━━━━━ SUPPLIED RECORDS ━━━━━

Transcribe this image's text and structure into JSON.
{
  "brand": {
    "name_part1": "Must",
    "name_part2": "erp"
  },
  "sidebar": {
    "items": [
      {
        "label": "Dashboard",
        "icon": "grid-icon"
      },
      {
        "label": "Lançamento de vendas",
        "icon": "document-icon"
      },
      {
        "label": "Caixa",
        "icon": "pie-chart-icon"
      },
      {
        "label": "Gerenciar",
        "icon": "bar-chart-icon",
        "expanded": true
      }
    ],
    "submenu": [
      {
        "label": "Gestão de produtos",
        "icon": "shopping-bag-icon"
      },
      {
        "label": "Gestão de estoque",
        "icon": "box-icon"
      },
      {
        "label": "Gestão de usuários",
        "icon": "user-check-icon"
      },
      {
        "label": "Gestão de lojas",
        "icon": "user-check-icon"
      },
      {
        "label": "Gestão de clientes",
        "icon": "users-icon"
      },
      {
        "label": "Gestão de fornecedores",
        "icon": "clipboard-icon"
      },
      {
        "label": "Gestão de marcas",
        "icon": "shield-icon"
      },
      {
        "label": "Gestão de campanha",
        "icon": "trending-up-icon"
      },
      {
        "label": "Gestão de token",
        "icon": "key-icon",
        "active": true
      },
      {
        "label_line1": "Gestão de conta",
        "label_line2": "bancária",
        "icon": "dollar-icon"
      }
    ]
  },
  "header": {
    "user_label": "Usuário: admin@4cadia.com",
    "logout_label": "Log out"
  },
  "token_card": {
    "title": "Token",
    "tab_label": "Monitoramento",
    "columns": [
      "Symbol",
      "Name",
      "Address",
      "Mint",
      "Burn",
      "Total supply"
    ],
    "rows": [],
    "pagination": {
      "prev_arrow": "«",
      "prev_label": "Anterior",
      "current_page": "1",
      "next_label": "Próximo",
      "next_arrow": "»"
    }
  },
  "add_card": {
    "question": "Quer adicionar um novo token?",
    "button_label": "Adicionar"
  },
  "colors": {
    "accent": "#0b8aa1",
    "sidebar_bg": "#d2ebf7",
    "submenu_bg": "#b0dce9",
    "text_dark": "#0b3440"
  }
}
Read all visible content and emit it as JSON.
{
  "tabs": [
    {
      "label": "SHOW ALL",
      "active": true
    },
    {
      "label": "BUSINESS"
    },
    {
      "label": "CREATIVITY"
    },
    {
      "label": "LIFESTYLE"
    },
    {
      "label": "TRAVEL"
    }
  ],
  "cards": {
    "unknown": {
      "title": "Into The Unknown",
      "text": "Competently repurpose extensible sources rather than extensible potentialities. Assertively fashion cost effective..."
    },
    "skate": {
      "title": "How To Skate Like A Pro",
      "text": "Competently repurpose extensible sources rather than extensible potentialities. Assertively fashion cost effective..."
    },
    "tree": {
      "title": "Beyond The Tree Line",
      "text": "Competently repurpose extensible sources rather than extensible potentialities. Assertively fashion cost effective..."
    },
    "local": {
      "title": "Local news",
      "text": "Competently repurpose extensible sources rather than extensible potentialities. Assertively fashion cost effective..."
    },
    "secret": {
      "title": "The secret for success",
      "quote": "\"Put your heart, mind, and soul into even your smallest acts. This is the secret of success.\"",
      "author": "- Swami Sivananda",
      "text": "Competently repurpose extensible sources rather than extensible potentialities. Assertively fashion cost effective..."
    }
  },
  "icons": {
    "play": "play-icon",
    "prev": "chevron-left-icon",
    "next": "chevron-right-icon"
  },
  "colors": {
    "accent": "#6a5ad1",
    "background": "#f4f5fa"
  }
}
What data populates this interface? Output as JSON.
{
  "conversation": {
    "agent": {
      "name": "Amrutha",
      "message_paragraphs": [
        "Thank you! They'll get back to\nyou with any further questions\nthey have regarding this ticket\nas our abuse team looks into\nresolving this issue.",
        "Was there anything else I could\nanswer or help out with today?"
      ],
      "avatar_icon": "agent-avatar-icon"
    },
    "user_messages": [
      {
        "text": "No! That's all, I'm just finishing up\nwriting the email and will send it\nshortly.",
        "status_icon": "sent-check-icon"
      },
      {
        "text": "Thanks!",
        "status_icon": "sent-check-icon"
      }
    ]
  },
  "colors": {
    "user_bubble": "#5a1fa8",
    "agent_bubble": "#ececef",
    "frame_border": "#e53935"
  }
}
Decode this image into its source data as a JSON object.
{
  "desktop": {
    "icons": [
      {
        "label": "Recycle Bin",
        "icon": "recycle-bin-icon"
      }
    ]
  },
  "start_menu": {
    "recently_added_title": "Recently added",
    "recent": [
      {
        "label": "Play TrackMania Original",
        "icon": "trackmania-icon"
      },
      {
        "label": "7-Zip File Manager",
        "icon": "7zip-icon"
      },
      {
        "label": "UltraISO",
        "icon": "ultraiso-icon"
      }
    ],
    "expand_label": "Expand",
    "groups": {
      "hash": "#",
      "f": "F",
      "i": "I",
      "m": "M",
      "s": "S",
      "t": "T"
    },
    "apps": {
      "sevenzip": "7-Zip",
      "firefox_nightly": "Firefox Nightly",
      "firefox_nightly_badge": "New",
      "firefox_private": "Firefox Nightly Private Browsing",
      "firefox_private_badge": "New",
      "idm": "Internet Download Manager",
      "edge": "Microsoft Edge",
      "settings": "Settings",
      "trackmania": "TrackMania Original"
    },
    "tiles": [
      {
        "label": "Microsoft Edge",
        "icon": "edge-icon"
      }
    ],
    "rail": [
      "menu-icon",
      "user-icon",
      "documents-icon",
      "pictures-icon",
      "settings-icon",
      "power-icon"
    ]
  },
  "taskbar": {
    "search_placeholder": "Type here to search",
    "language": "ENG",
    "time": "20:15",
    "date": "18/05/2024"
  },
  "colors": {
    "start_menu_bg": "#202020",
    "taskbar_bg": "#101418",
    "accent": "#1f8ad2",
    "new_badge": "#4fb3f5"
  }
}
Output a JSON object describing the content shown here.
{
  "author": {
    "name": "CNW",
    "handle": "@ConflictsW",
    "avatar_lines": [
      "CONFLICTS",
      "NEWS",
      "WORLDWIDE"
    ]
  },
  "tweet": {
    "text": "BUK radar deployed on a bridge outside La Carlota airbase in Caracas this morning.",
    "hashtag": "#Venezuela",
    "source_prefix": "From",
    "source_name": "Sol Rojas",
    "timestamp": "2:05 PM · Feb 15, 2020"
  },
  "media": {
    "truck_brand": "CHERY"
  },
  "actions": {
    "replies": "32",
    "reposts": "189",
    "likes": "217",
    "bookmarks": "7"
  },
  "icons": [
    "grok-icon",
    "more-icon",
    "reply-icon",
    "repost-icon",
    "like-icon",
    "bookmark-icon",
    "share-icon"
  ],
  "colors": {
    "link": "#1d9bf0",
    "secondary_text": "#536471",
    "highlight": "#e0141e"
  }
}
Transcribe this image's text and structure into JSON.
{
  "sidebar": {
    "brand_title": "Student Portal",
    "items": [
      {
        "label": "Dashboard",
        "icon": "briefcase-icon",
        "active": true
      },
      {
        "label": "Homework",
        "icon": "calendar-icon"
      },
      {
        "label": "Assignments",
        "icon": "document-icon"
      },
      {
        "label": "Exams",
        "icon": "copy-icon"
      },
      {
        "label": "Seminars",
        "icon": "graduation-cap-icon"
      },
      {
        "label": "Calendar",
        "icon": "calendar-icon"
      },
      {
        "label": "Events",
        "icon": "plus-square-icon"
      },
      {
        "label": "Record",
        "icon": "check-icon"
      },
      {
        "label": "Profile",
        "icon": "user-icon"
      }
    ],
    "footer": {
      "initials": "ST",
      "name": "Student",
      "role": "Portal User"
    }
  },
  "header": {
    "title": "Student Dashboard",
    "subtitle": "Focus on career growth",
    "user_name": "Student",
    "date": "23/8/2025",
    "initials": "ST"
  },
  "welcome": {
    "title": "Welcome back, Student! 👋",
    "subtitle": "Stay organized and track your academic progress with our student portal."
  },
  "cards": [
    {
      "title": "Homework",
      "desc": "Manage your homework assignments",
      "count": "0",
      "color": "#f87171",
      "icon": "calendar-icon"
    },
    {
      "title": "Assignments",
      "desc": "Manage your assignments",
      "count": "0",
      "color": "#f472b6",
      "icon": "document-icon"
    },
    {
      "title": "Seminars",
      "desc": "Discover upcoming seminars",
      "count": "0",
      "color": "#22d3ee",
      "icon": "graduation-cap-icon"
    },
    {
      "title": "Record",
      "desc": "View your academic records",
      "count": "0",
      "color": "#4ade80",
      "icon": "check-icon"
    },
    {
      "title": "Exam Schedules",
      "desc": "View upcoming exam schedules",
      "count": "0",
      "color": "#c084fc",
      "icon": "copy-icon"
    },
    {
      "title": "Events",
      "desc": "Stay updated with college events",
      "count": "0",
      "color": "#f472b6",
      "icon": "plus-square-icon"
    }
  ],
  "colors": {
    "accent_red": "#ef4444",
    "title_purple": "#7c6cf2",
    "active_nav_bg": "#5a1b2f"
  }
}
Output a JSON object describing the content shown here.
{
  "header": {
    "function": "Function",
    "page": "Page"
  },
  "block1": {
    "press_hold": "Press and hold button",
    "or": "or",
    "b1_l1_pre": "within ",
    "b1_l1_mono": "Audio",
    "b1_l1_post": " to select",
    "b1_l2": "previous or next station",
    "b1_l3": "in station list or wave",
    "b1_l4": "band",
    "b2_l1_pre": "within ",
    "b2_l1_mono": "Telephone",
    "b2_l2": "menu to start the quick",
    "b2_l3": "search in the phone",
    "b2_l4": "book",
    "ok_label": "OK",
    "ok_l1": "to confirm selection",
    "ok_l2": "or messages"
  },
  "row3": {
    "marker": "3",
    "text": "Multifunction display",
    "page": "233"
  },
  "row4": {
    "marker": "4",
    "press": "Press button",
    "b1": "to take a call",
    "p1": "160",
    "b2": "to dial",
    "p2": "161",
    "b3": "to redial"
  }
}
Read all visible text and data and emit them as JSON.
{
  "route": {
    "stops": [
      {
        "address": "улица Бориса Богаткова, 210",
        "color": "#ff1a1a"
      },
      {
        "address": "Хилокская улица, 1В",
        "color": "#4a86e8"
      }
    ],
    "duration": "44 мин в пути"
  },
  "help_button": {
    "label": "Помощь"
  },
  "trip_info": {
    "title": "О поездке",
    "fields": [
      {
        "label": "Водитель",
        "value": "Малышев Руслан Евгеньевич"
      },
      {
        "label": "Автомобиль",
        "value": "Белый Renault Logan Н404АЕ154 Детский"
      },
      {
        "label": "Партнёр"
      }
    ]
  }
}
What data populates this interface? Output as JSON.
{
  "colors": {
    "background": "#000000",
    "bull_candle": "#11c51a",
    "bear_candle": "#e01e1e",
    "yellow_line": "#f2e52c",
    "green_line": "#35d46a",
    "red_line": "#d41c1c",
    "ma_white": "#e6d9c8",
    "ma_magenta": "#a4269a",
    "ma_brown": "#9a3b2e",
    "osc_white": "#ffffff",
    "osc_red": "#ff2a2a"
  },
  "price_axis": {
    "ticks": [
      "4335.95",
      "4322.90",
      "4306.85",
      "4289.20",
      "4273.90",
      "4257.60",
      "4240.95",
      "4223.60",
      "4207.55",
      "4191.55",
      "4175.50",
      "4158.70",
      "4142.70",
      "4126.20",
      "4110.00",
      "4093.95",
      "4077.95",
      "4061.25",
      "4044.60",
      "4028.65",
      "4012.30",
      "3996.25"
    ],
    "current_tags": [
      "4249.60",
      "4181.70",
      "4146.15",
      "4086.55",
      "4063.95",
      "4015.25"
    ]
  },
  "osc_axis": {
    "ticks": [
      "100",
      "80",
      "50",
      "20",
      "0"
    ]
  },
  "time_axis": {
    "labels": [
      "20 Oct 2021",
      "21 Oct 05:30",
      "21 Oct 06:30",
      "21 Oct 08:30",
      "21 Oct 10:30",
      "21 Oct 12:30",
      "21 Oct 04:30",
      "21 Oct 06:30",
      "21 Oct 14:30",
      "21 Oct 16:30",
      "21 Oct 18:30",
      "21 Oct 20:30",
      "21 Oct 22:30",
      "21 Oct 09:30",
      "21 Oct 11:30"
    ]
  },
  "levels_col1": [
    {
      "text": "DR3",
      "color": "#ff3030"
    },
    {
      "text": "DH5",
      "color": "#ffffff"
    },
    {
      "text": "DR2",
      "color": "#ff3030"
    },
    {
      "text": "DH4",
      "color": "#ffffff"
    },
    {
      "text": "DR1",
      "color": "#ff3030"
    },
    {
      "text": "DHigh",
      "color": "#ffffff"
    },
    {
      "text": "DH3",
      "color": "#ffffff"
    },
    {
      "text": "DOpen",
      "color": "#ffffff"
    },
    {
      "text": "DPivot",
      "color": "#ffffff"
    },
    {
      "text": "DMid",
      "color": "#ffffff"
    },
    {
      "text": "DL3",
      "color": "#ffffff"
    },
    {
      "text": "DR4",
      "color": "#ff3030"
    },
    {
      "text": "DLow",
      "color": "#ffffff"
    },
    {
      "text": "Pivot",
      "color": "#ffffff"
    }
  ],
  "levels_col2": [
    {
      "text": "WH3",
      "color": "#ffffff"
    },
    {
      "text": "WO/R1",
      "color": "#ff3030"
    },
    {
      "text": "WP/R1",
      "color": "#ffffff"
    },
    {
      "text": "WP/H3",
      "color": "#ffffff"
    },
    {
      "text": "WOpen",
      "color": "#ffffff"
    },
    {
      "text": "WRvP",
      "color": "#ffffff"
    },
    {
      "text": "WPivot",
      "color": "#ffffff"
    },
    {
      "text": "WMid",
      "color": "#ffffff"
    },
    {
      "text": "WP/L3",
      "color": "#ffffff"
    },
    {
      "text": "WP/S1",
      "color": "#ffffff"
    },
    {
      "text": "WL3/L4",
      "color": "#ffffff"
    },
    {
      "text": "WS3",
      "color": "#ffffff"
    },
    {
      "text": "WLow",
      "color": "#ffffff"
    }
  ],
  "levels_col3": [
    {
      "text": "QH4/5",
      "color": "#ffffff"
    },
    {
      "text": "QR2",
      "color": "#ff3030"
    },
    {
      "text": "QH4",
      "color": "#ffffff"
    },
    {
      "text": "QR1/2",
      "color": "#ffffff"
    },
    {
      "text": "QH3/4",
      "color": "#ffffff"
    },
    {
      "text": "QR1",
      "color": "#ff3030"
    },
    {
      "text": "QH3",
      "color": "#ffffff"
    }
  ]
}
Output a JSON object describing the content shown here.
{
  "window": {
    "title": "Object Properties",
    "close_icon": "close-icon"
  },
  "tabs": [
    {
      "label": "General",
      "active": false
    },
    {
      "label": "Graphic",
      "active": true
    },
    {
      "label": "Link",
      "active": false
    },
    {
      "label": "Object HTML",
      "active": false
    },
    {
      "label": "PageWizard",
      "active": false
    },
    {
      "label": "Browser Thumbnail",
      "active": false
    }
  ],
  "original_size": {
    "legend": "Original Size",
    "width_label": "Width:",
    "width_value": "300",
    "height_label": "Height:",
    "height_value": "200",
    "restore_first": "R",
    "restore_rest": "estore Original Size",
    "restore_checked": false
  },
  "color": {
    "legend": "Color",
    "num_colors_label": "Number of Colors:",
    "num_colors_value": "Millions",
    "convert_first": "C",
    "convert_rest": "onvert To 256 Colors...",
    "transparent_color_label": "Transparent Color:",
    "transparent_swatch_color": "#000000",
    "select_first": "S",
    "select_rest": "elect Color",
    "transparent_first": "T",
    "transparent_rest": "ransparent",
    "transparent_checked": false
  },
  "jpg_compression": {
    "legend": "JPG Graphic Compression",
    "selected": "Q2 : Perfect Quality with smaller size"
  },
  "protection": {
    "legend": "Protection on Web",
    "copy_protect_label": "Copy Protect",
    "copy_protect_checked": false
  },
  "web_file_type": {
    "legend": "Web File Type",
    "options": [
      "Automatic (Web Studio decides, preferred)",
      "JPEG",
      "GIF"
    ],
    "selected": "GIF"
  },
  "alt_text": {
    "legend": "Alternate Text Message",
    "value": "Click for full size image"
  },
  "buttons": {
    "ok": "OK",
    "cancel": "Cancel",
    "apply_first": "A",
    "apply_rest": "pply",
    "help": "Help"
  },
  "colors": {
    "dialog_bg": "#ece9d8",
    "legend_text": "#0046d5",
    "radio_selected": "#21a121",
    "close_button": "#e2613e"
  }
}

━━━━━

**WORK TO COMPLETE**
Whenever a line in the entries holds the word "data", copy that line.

**WRITTEN REPLY**
What data populates this interface? Output as JSON.
Decode this image into its source data as a JSON object.
Read all visible text and data and emit them as JSON.
What data populates this interface? Output as JSON.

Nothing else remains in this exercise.